◆ WORK ORDER
Give the data again exactly as written, skipping any pictures.

WORKING DATA below:

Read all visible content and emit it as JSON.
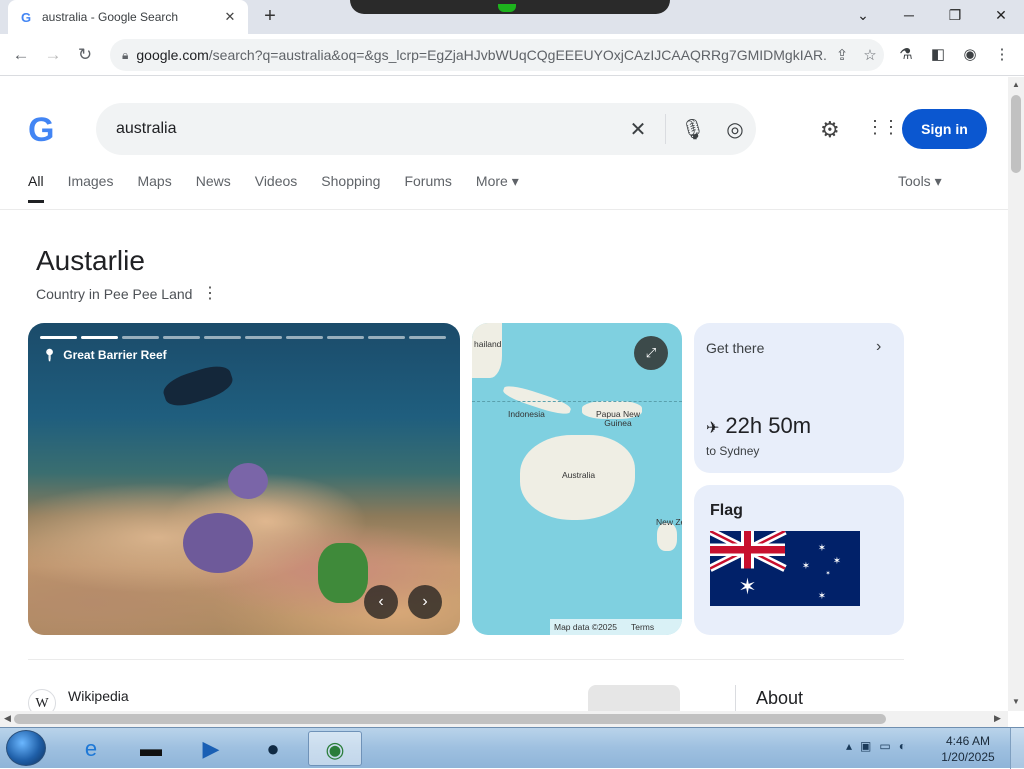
{
  "browser": {
    "tab_title": "australia - Google Search",
    "tab_favicon": "G",
    "url_host": "google.com",
    "url_rest": "/search?q=australia&oq=&gs_lcrp=EgZjaHJvbWUqCQgEEEUYOxjCAzIJCAAQRRg7GMIDMgkIAR...",
    "window_controls": {
      "min": "─",
      "restore": "❐",
      "close": "✕"
    }
  },
  "search": {
    "query": "australia",
    "sign_in": "Sign in",
    "tabs": [
      "All",
      "Images",
      "Maps",
      "News",
      "Videos",
      "Shopping",
      "Forums",
      "More ▾"
    ],
    "tools": "Tools ▾"
  },
  "knowledge_panel": {
    "title": "Austarlie",
    "subtitle": "Country in Pee Pee Land",
    "photo_label": "Great Barrier Reef",
    "map_labels": {
      "thailand": "hailand",
      "indonesia": "Indonesia",
      "png": "Papua New Guinea",
      "australia": "Australia",
      "nz": "New Zealan"
    },
    "map_footer": {
      "data": "Map data ©2025",
      "terms": "Terms"
    },
    "get_there": {
      "heading": "Get there",
      "time": "22h 50m",
      "destination": "to Sydney"
    },
    "flag": {
      "heading": "Flag"
    }
  },
  "results": [
    {
      "source": "Wikipedia"
    }
  ],
  "side_panel": {
    "heading": "About"
  },
  "taskbar": {
    "time": "4:46 AM",
    "date": "1/20/2025"
  },
  "colors": {
    "sign_in_bg": "#0b57d0",
    "card_bg": "#e8eefa",
    "map_water": "#7fd0e0"
  }
}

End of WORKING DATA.

◆ SOLUTION
Read all visible content and emit it as JSON.
{
  "browser": {
    "tab_title": "australia - Google Search",
    "tab_favicon": "G",
    "url_host": "google.com",
    "url_rest": "/search?q=australia&oq=&gs_lcrp=EgZjaHJvbWUqCQgEEEUYOxjCAzIJCAAQRRg7GMIDMgkIAR...",
    "window_controls": {
      "min": "─",
      "restore": "❐",
      "close": "✕"
    }
  },
  "search": {
    "query": "australia",
    "sign_in": "Sign in",
    "tabs": [
      "All",
      "Images",
      "Maps",
      "News",
      "Videos",
      "Shopping",
      "Forums",
      "More ▾"
    ],
    "tools": "Tools ▾"
  },
  "knowledge_panel": {
    "title": "Austarlie",
    "subtitle": "Country in Pee Pee Land",
    "photo_label": "Great Barrier Reef",
    "map_labels": {
      "thailand": "hailand",
      "indonesia": "Indonesia",
      "png": "Papua New Guinea",
      "australia": "Australia",
      "nz": "New Zealan"
    },
    "map_footer": {
      "data": "Map data ©2025",
      "terms": "Terms"
    },
    "get_there": {
      "heading": "Get there",
      "time": "22h 50m",
      "destination": "to Sydney"
    },
    "flag": {
      "heading": "Flag"
    }
  },
  "results": [
    {
      "source": "Wikipedia"
    }
  ],
  "side_panel": {
    "heading": "About"
  },
  "taskbar": {
    "time": "4:46 AM",
    "date": "1/20/2025"
  },
  "colors": {
    "sign_in_bg": "#0b57d0",
    "card_bg": "#e8eefa",
    "map_water": "#7fd0e0"
  }
}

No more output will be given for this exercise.